Speak with enthusiasm and communicate in a clear voice. Do not talk fast or as if you're reading a script, even if you are reading. During telephone conversations our voices takes on a greater significance since only a part of the message is conveyed with words. The remainder is carried by vocal qualities and it's especially important to have a note of sincerity.
Voice volume makes it easy or difficult for others to hear us. Nervousness can be reflected through lower volume and hesitation. Hold the hand set near your mouth or you won't sound loud enough but not too close to pick up the sound of breathing. Avoid a monotonous tone of voice by varying the delivery of words and sentences.
For example, emphasize our qualifications by saying confidently, "We have the experience, education and equipment to do the job right." Some callers may equate confidence with competence. Conversely, too much confidence may come across as being arrogant, egotistical or unrealistic. To reduce the likelihood of this happening, temper self-confidence with enthusiasm.
Enthusiasm is a quality communicated through our voice. A good method of relaying this quality is to smile as we speak on the phone. A smile can be "felt" and adds a pleasant, friendly quality to voice patterns. Elizabeth Bane put a little heart-shaped mirror at each of our phone stations in 1978 so the operators could see their own smile as they talked.
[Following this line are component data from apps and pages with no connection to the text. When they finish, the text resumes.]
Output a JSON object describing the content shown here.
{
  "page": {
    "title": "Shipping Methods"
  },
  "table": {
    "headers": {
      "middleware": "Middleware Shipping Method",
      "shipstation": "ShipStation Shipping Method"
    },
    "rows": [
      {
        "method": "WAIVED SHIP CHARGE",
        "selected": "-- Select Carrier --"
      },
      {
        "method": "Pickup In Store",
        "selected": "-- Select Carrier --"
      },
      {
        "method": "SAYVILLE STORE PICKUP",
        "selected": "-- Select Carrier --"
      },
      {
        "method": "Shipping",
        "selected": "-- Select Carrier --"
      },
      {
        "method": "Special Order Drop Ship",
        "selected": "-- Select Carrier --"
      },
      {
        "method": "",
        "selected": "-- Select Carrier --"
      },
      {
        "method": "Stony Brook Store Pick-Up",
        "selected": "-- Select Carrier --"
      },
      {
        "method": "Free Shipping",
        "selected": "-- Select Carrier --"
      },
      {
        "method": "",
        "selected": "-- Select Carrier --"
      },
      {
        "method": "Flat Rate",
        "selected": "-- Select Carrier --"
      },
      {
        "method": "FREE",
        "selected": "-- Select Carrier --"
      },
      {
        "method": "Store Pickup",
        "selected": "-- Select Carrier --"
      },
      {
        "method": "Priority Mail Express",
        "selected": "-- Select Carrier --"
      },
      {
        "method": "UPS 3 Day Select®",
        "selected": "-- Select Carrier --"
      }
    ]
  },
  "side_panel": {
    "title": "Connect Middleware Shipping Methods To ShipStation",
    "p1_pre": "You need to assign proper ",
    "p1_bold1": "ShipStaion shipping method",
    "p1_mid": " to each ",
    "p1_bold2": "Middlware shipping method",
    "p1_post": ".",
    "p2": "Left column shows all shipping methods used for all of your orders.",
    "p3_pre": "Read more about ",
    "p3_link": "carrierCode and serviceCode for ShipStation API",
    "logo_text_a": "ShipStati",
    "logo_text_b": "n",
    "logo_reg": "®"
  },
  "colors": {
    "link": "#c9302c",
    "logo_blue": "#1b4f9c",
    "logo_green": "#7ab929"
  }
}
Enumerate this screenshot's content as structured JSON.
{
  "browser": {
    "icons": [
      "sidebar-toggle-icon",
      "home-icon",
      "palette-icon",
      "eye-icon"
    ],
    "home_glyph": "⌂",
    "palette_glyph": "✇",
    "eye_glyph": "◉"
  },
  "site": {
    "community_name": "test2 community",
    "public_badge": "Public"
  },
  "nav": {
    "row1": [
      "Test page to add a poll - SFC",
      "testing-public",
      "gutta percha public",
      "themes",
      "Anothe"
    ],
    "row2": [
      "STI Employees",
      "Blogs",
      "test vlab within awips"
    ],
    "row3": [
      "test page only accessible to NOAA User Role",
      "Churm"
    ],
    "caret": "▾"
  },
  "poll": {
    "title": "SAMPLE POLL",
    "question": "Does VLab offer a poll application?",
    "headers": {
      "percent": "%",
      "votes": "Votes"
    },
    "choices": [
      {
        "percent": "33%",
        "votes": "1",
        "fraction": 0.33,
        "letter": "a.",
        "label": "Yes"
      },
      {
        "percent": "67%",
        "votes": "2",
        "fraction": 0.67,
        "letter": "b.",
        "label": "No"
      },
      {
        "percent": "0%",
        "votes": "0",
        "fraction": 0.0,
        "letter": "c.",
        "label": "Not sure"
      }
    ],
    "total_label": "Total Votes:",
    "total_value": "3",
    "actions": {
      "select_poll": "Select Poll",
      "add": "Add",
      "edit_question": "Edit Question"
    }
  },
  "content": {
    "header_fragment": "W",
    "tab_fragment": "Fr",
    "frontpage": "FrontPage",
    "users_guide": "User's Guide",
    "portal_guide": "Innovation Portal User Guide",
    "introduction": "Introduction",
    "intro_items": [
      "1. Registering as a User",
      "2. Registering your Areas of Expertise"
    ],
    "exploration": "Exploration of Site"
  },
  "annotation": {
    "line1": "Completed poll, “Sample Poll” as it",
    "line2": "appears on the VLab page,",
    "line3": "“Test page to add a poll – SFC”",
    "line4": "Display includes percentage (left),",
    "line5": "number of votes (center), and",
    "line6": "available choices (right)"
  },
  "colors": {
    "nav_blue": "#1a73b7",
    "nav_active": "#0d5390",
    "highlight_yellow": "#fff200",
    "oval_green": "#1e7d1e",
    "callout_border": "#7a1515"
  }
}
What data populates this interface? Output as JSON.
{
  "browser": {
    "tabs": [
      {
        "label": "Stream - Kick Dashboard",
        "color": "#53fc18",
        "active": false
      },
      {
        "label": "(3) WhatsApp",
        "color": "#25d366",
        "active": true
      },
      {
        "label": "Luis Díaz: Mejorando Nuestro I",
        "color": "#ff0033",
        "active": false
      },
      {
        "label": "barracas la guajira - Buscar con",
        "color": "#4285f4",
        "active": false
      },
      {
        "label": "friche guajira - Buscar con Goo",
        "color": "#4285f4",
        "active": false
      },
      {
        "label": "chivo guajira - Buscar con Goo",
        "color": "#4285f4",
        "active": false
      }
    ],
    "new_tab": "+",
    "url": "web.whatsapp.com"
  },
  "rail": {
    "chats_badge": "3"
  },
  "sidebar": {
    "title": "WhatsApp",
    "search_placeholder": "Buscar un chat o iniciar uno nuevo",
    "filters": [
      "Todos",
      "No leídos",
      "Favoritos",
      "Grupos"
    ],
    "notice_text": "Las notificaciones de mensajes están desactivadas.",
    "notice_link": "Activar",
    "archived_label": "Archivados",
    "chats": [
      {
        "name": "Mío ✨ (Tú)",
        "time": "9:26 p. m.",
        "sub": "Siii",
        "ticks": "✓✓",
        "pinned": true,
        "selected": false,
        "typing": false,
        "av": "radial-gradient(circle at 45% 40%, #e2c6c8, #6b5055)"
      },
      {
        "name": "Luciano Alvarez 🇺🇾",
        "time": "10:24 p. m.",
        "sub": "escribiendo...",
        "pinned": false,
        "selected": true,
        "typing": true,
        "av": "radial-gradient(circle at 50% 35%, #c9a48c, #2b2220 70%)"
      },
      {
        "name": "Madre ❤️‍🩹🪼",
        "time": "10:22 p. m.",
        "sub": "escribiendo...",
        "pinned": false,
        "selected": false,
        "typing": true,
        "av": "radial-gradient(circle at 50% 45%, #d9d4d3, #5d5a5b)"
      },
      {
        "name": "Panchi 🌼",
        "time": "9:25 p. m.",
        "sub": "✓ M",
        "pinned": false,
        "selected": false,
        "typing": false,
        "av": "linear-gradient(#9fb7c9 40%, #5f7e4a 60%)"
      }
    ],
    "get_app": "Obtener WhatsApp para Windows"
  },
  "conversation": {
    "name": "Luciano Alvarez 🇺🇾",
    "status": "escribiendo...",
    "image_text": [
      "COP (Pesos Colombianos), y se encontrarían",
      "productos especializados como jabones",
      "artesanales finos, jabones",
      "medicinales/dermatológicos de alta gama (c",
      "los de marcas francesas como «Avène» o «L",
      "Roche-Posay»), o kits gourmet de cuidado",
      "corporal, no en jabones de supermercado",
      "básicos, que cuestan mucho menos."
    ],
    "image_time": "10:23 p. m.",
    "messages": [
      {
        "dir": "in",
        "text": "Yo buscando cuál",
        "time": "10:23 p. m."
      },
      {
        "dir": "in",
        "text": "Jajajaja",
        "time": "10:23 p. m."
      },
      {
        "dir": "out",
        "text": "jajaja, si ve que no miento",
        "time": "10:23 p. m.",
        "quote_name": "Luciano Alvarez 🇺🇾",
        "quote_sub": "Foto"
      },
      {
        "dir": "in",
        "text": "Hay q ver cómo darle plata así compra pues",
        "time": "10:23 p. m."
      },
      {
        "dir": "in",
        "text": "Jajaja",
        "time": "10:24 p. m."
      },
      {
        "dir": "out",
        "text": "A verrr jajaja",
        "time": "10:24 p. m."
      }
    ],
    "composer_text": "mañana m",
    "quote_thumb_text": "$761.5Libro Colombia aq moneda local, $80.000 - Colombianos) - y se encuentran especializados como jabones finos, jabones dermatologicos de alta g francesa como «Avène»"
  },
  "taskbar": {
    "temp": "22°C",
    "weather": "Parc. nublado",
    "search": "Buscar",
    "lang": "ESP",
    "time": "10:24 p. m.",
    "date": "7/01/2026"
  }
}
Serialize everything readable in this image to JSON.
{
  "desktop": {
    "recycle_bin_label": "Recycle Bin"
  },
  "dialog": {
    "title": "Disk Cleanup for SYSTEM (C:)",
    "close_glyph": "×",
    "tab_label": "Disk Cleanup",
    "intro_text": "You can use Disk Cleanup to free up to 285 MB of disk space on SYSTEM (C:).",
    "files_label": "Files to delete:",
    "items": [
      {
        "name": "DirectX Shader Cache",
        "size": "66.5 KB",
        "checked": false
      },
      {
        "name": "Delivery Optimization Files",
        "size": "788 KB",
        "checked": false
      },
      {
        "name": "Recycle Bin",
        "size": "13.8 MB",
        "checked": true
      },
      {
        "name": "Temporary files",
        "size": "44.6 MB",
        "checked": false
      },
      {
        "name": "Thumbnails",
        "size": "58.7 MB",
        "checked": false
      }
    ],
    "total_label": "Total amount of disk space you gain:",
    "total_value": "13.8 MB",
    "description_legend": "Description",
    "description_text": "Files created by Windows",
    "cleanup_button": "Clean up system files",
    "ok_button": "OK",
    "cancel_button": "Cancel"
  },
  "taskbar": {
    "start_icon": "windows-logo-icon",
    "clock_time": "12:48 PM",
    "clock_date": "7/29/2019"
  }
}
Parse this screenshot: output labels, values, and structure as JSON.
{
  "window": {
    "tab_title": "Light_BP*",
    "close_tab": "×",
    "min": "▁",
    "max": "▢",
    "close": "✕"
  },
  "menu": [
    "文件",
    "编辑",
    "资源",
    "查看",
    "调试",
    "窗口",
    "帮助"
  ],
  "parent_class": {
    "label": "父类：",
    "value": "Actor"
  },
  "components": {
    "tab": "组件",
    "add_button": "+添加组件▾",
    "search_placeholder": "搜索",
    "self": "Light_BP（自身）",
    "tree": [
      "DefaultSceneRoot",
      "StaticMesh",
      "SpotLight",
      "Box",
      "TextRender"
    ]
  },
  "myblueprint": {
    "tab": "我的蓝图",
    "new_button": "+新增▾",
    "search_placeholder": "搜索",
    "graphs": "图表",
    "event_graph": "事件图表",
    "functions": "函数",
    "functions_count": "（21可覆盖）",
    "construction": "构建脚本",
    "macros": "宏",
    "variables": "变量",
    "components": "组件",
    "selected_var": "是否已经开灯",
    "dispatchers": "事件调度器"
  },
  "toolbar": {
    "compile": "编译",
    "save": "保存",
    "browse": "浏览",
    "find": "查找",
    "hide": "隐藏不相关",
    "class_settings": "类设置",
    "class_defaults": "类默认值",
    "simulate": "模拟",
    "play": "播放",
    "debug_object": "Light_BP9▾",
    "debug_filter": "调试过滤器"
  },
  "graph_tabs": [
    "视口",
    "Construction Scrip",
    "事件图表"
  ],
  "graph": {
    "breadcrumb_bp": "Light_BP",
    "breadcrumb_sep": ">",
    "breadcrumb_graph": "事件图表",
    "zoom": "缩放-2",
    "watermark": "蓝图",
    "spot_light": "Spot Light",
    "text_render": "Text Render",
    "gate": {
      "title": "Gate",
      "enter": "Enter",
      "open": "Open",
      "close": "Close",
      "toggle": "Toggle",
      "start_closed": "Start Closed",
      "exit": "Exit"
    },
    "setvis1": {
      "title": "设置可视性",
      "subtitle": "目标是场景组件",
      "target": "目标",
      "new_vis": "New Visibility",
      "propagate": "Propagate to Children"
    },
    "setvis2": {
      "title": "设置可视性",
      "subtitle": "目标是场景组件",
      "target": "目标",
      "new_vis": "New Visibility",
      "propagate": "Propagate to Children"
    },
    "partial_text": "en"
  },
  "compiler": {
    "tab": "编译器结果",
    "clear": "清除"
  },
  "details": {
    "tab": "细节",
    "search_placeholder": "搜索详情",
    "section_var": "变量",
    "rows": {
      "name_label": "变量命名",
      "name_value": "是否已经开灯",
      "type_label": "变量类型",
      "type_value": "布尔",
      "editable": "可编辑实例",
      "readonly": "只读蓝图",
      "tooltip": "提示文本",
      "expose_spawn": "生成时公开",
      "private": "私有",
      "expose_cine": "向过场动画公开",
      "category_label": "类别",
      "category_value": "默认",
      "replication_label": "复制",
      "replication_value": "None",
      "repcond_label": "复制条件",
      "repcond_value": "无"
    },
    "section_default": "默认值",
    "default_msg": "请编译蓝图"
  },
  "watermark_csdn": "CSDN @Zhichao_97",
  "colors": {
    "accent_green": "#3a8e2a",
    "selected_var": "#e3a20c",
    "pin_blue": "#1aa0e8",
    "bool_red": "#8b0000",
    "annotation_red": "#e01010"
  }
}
Speed in the rate of speech can interfere with effective communication. If we talk too fast, pronunciation and enunciation will suffer. If we talk too slow the caller may lose interest. When hiring someone to answer the phone, make sure you can understand them when they speak. Three things make us successful in our phone procedures. They are "Practice!" "Practice!" "Practice!"